→ Work instruction
From the entries, return every line where the string "title" shows up.

→ Supplied records

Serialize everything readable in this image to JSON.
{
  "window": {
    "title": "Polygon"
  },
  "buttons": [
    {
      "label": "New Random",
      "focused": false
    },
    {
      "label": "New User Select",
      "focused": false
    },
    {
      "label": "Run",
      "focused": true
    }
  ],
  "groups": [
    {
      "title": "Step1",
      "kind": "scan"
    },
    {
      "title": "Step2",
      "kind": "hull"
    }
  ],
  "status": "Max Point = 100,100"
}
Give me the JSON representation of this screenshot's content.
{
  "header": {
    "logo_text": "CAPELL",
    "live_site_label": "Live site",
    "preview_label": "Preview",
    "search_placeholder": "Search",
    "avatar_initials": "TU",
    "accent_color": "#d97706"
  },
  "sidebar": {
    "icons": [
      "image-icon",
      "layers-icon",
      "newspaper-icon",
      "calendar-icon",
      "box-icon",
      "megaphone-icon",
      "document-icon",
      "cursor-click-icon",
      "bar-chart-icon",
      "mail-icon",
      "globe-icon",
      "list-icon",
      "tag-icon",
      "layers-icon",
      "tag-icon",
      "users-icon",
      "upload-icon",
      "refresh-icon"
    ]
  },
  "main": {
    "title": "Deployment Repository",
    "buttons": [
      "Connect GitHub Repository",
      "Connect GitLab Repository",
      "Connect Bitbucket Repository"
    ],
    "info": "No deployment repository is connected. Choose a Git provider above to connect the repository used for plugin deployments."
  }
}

→ Answer for the task
    "title": "Polygon"
      "title": "Step1",
      "title": "Step2",
    "title": "Deployment Repository",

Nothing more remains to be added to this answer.